▸ **Problem statement**
The word "number" occurs in some lines of the data. Return each such line.
◇ ◇ ◇ ◇
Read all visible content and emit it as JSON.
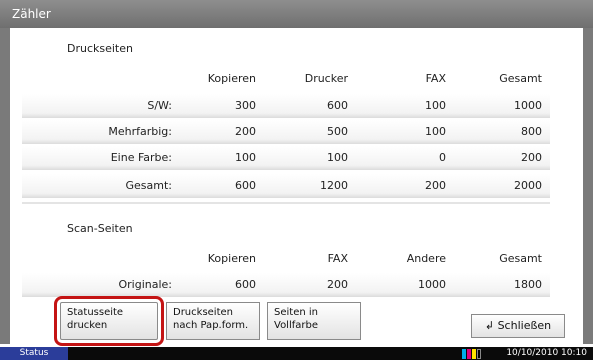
{
  "window": {
    "title": "Zähler"
  },
  "print_section": {
    "heading": "Druckseiten",
    "columns": [
      "Kopieren",
      "Drucker",
      "FAX",
      "Gesamt"
    ],
    "rows": [
      {
        "label": "S/W:",
        "values": [
          "300",
          "600",
          "100",
          "1000"
        ]
      },
      {
        "label": "Mehrfarbig:",
        "values": [
          "200",
          "500",
          "100",
          "800"
        ]
      },
      {
        "label": "Eine Farbe:",
        "values": [
          "100",
          "100",
          "0",
          "200"
        ]
      },
      {
        "label": "Gesamt:",
        "values": [
          "600",
          "1200",
          "200",
          "2000"
        ]
      }
    ]
  },
  "scan_section": {
    "heading": "Scan-Seiten",
    "columns": [
      "Kopieren",
      "FAX",
      "Andere",
      "Gesamt"
    ],
    "rows": [
      {
        "label": "Originale:",
        "values": [
          "600",
          "200",
          "1000",
          "1800"
        ]
      }
    ]
  },
  "buttons": {
    "status_page": "Statusseite\ndrucken",
    "by_paper_format": "Druckseiten\nnach Pap.form.",
    "in_color": "Seiten in\nVollfarbe",
    "close": "Schließen"
  },
  "status_bar": {
    "tab": "Status",
    "datetime": "10/10/2010  10:10"
  },
  "colors": {
    "highlight": "#c41414",
    "status_tab": "#2b3d9a",
    "titlebar": "#7a7a7a"
  },
  "icons": {
    "close": "enter-arrow-icon",
    "toner": "toner-level-icon"
  }
}
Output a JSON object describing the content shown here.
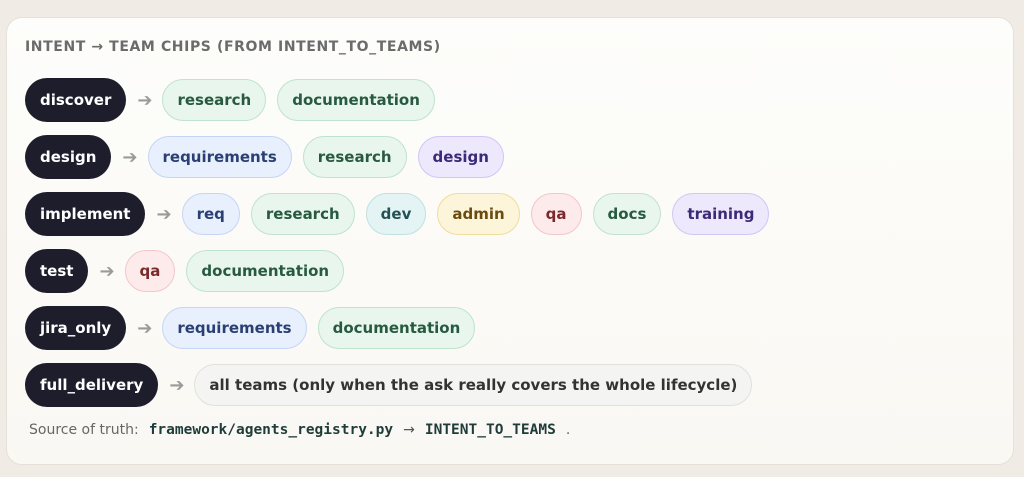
{
  "title": "INTENT → TEAM CHIPS (FROM INTENT_TO_TEAMS)",
  "arrow": "➔",
  "colors": {
    "intent_bg": "#1d1d2c",
    "green": "#e8f6ee",
    "blue": "#e8f0fd",
    "purple": "#eee8fc",
    "teal": "#e4f4f4",
    "yellow": "#fdf5da",
    "red": "#fdeaea",
    "grey": "#f4f4f2"
  },
  "rows": [
    {
      "intent": "discover",
      "teams": [
        {
          "label": "research",
          "tone": "green"
        },
        {
          "label": "documentation",
          "tone": "green"
        }
      ]
    },
    {
      "intent": "design",
      "teams": [
        {
          "label": "requirements",
          "tone": "blue"
        },
        {
          "label": "research",
          "tone": "green"
        },
        {
          "label": "design",
          "tone": "purple"
        }
      ]
    },
    {
      "intent": "implement",
      "teams": [
        {
          "label": "req",
          "tone": "blue"
        },
        {
          "label": "research",
          "tone": "green"
        },
        {
          "label": "dev",
          "tone": "teal"
        },
        {
          "label": "admin",
          "tone": "yellow"
        },
        {
          "label": "qa",
          "tone": "red"
        },
        {
          "label": "docs",
          "tone": "green"
        },
        {
          "label": "training",
          "tone": "purple"
        }
      ]
    },
    {
      "intent": "test",
      "teams": [
        {
          "label": "qa",
          "tone": "red"
        },
        {
          "label": "documentation",
          "tone": "green"
        }
      ]
    },
    {
      "intent": "jira_only",
      "teams": [
        {
          "label": "requirements",
          "tone": "blue"
        },
        {
          "label": "documentation",
          "tone": "green"
        }
      ]
    },
    {
      "intent": "full_delivery",
      "teams": [
        {
          "label": "all teams (only when the ask really covers the whole lifecycle)",
          "tone": "grey"
        }
      ]
    }
  ],
  "footer": {
    "prefix": "Source of truth:",
    "path": "framework/agents_registry.py",
    "arrow": "→",
    "symbol": "INTENT_TO_TEAMS",
    "suffix": "."
  }
}
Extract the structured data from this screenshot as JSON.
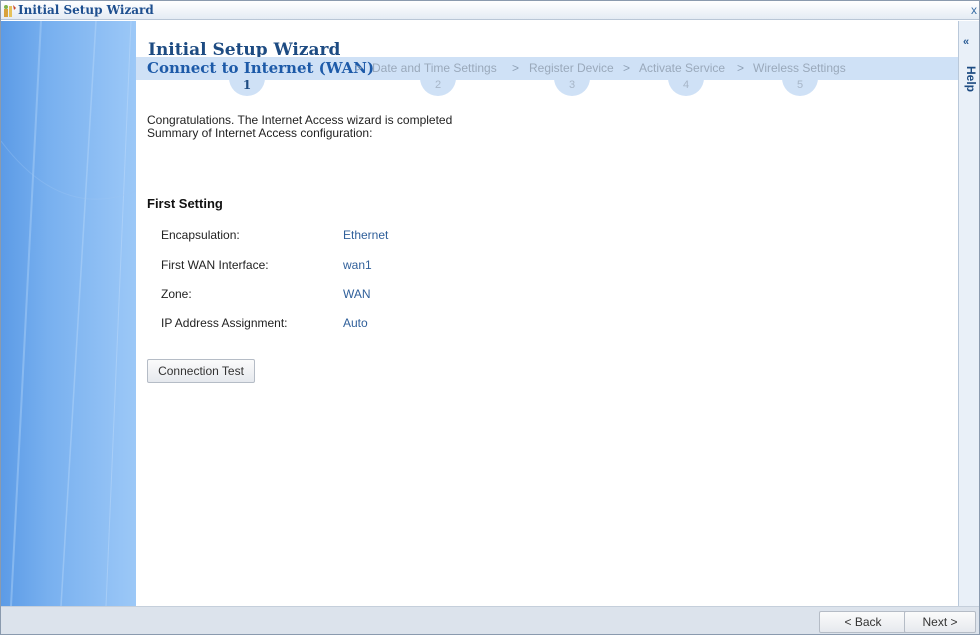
{
  "window": {
    "title": "Initial Setup Wizard",
    "close_label": "x"
  },
  "wizard": {
    "title": "Initial Setup Wizard",
    "steps": [
      {
        "label": "Connect to Internet (WAN)",
        "number": "1",
        "active": true
      },
      {
        "label": "Date and Time Settings",
        "number": "2",
        "active": false
      },
      {
        "label": "Register Device",
        "number": "3",
        "active": false
      },
      {
        "label": "Activate Service",
        "number": "4",
        "active": false
      },
      {
        "label": "Wireless Settings",
        "number": "5",
        "active": false
      }
    ],
    "separator": ">"
  },
  "main": {
    "message_line1": "Congratulations. The Internet Access wizard is completed",
    "message_line2": "Summary of Internet Access configuration:",
    "section_title": "First Setting",
    "settings": [
      {
        "label": "Encapsulation:",
        "value": "Ethernet"
      },
      {
        "label": "First WAN Interface:",
        "value": "wan1"
      },
      {
        "label": "Zone:",
        "value": "WAN"
      },
      {
        "label": "IP Address Assignment:",
        "value": "Auto"
      }
    ],
    "connection_test_label": "Connection Test"
  },
  "help": {
    "collapse_label": "«",
    "label": "Help"
  },
  "footer": {
    "back_label": "< Back",
    "next_label": "Next >"
  },
  "colors": {
    "accent": "#1d4b82",
    "step_bar": "#cfe1f6",
    "side_panel": "#78b0ef"
  }
}
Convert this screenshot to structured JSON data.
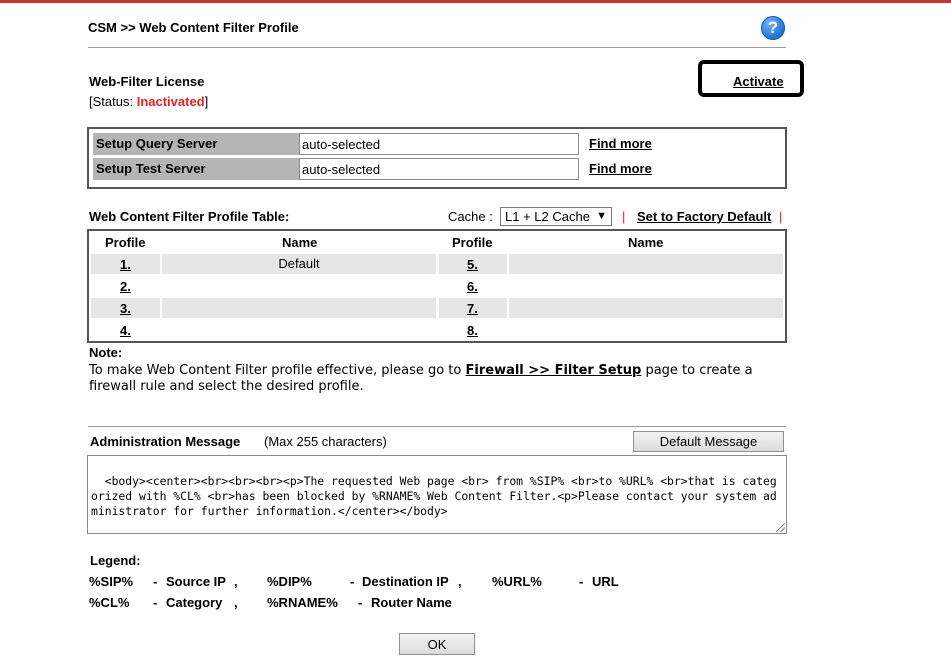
{
  "breadcrumb": "CSM >> Web Content Filter Profile",
  "help_icon": "?",
  "license": {
    "title": "Web-Filter License",
    "status_prefix": "[Status: ",
    "status_value": "Inactivated",
    "status_suffix": "]",
    "status_color": "#e8201a",
    "activate_label": "Activate"
  },
  "servers": [
    {
      "label": "Setup Query Server",
      "value": "auto-selected",
      "link": "Find more"
    },
    {
      "label": "Setup Test Server",
      "value": "auto-selected",
      "link": "Find more"
    }
  ],
  "profile_table": {
    "title": "Web Content Filter Profile Table:",
    "cache_label": "Cache :",
    "cache_value": "L1 + L2 Cache",
    "separator": "|",
    "factory_default_label": "Set to Factory Default",
    "headers": {
      "profile": "Profile",
      "name": "Name"
    },
    "left": [
      {
        "profile": "1.",
        "name": "Default"
      },
      {
        "profile": "2.",
        "name": ""
      },
      {
        "profile": "3.",
        "name": ""
      },
      {
        "profile": "4.",
        "name": ""
      }
    ],
    "right": [
      {
        "profile": "5.",
        "name": ""
      },
      {
        "profile": "6.",
        "name": ""
      },
      {
        "profile": "7.",
        "name": ""
      },
      {
        "profile": "8.",
        "name": ""
      }
    ]
  },
  "note": {
    "title": "Note:",
    "text_before": "To make Web Content Filter profile effective, please go to ",
    "link": "Firewall >> Filter Setup",
    "text_after": " page to create a",
    "text_line2": "firewall rule and select the desired profile."
  },
  "admin_message": {
    "title": "Administration Message",
    "max_hint": "(Max 255 characters)",
    "default_button": "Default Message",
    "value": "<body><center><br><br><br><p>The requested Web page <br> from %SIP% <br>to %URL% <br>that is categorized with %CL% <br>has been blocked by %RNAME% Web Content Filter.<p>Please contact your system administrator for further information.</center></body>"
  },
  "legend": {
    "title": "Legend:",
    "row1": [
      {
        "key": "%SIP%",
        "dash": "-",
        "desc": "Source IP",
        "sep": ","
      },
      {
        "key": "%DIP%",
        "dash": "-",
        "desc": "Destination IP",
        "sep": ","
      },
      {
        "key": "%URL%",
        "dash": "-",
        "desc": "URL",
        "sep": ""
      }
    ],
    "row2": [
      {
        "key": "%CL%",
        "dash": "-",
        "desc": "Category",
        "sep": ","
      },
      {
        "key": "%RNAME%",
        "dash": "-",
        "desc": "Router Name",
        "sep": ""
      }
    ]
  },
  "ok_label": "OK"
}
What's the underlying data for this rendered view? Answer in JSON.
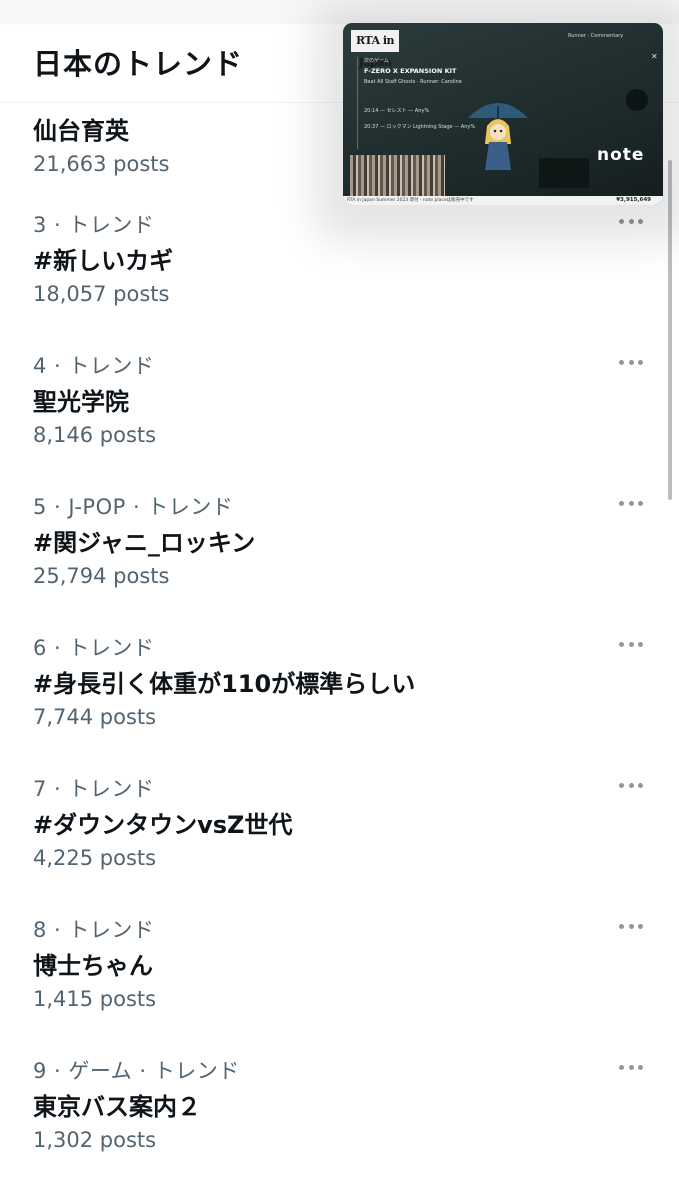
{
  "header": {
    "title": "日本のトレンド"
  },
  "trends": [
    {
      "meta": "",
      "name": "仙台育英",
      "count": "21,663 posts"
    },
    {
      "meta": "3 · トレンド",
      "name": "#新しいカギ",
      "count": "18,057 posts"
    },
    {
      "meta": "4 · トレンド",
      "name": "聖光学院",
      "count": "8,146 posts"
    },
    {
      "meta": "5 · J-POP · トレンド",
      "name": "#関ジャニ_ロッキン",
      "count": "25,794 posts"
    },
    {
      "meta": "6 · トレンド",
      "name": "#身長引く体重が110が標準らしい",
      "count": "7,744 posts"
    },
    {
      "meta": "7 · トレンド",
      "name": "#ダウンタウンvsZ世代",
      "count": "4,225 posts"
    },
    {
      "meta": "8 · トレンド",
      "name": "博士ちゃん",
      "count": "1,415 posts"
    },
    {
      "meta": "9 · ゲーム · トレンド",
      "name": "東京バス案内２",
      "count": "1,302 posts"
    }
  ],
  "video_overlay": {
    "logo": "RTA in Japan",
    "runner": "Runner · Commentary",
    "current_game": "F-ZERO X EXPANSION KIT",
    "current_detail": "Beat All Staff Ghosts · Runner: Caroline",
    "rows": [
      "次のゲーム",
      "20:14 — セレスト — Any%",
      "20:37 — ロックマン Lightning Stage — Any%"
    ],
    "brand": "note",
    "ticker": "RTA in Japan Summer 2023 寄付 · note placeは販売中です",
    "amount": "¥3,915,649"
  },
  "colors": {
    "text_primary": "#0f1419",
    "text_secondary": "#536471",
    "more_dots": "#8b98a5"
  }
}
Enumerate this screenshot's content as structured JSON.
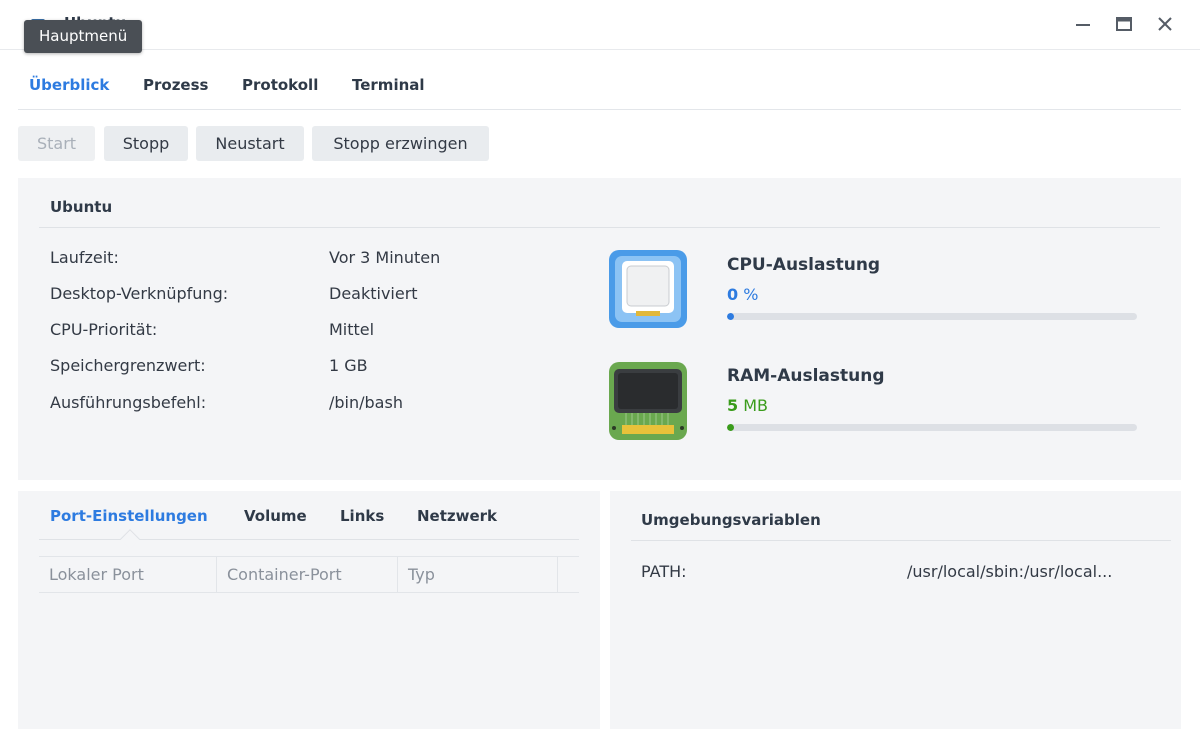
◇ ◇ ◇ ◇
▸ **Exercise result**
        "number": "1",
        "number": "2",
        "number": "3",
        "number": "4",
        "number": "5",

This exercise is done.